One restorative measure I can take is a day-long retreat. In early February, I may plan one. Another thing I can do is the Winter Feast for the Soul, a forty-day celebration of kindness, connectedness, and gratitude, which began on 1/15 and finishes up at the beginning of Lent. The program includes online, guided meditations in several faith traditions, including a set of interfaith meditations. The website lists lots of resources for celebrating this time of year: 40 minutes per day for 40 days. I'm getting a late start on this, but actually it's never to late to do spiritual work, is it? Check it out with me!

Friday, January 13, 2012

Elderly animals video

Just came across this on Facebook. It's about five minutes long, but well worth it if you're an animal-lover, especially if you've loved an older animal.

Friday, January 06, 2012

Best dog in my world

I'm relaxing tonight, dogs all around.

Max and Amber, the 5-year-old standard poodle littermates, are on the bed with me. For some reason, they feel that they must lie on their sides with their legs stretched straight out, so that they occupy most of the available space. Every now and then, when they are dreaming of prey (poodles were originally hunting dogs in Germany -- no pink bows or painted toenails there), their legs twitch as if they are running, and they give a sotto voce "yip" every now and then.

But the queen sits on the floor next to the bed. Shadow, my first standard poodle, is now fifteen and a half, and no longer gets up on the bed, mainly because she can't jump anymore, but also because she can't see where the bed ends and empty space begins. So she sits patiently on the floor.

I'm a great fan of older dogs -- I could see adopting a few more. There's a wisdom in older animals, human and canine, that gradually replaces the exuberance of youth. I know the end is coming but I treasure every minute. Dogs, especially large dogs, never lived this long when I was a kid; I know Shadow is on borrowed time. She can still climb the stairs fairly well, but she won't go downstairs unless I walk backwards in front of her, holding her collar. She lost bowel and bladder control a few months ago. I have become an avid fan of Swiffer products, and have cornered the market on air freshener.

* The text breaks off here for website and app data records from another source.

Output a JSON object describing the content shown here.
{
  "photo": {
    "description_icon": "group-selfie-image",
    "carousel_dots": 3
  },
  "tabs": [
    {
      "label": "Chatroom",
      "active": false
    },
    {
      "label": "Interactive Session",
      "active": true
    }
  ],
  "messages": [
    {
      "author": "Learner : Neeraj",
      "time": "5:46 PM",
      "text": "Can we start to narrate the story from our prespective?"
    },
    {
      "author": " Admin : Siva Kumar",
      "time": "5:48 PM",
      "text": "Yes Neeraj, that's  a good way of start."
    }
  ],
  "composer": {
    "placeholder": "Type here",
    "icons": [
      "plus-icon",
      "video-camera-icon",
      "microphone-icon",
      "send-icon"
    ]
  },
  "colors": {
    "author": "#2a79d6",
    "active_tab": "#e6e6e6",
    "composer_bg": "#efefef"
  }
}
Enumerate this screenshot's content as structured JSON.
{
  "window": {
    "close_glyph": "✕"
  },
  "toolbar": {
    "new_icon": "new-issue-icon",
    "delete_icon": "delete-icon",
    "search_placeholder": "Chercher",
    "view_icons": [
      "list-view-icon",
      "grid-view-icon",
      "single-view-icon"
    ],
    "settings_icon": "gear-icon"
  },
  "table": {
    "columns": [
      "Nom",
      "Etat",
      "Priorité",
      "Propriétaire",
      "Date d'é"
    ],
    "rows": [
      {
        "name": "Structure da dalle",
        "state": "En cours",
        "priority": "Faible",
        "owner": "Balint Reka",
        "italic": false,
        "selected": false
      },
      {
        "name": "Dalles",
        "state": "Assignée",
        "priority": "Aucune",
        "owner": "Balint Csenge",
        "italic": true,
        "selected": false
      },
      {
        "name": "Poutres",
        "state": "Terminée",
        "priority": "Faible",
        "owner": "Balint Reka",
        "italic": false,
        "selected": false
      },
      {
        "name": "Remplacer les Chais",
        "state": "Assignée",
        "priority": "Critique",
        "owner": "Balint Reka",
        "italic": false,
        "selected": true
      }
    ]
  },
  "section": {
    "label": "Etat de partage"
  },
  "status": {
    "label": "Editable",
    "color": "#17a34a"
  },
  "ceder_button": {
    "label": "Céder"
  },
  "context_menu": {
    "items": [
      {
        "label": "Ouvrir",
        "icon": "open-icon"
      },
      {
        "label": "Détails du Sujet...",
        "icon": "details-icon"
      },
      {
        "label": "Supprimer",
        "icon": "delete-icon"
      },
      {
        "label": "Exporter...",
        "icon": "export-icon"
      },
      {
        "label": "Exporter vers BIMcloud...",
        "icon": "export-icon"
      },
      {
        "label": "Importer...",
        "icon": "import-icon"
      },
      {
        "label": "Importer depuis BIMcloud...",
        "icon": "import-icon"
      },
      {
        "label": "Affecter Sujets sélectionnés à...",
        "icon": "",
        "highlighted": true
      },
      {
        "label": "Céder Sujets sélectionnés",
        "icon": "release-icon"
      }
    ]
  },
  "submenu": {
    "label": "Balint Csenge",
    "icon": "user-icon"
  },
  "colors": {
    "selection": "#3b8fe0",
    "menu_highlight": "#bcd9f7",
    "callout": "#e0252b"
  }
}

Knowing when to let go is the tricky bit. I see no sign that Shadow's in any pain. She still eats heartily. She still snarls at her younger furry companions, just as she always has. She has borne the indignities of old age better than I probably will. So the time is not yet, but it's coming. This is the part I don't cope with very well.

We brought Shadow home in the summer of 1996, when our younger child started coming home from grade school alone -- she felt better coming home to a house with a nice big dog there. And so Shadow has helped me raise my kids. Since that younger child is now nearly done dental school, you can see how long Shadow has been part of our lives. That's a venerable contribution to any family's life.

So parting won't be easy, even though I trust we'll be together again on the Other Side. In the meantime, Shadow is my treasure. And I'll trust that, when the parting comes, I'll be able to stand it somehow.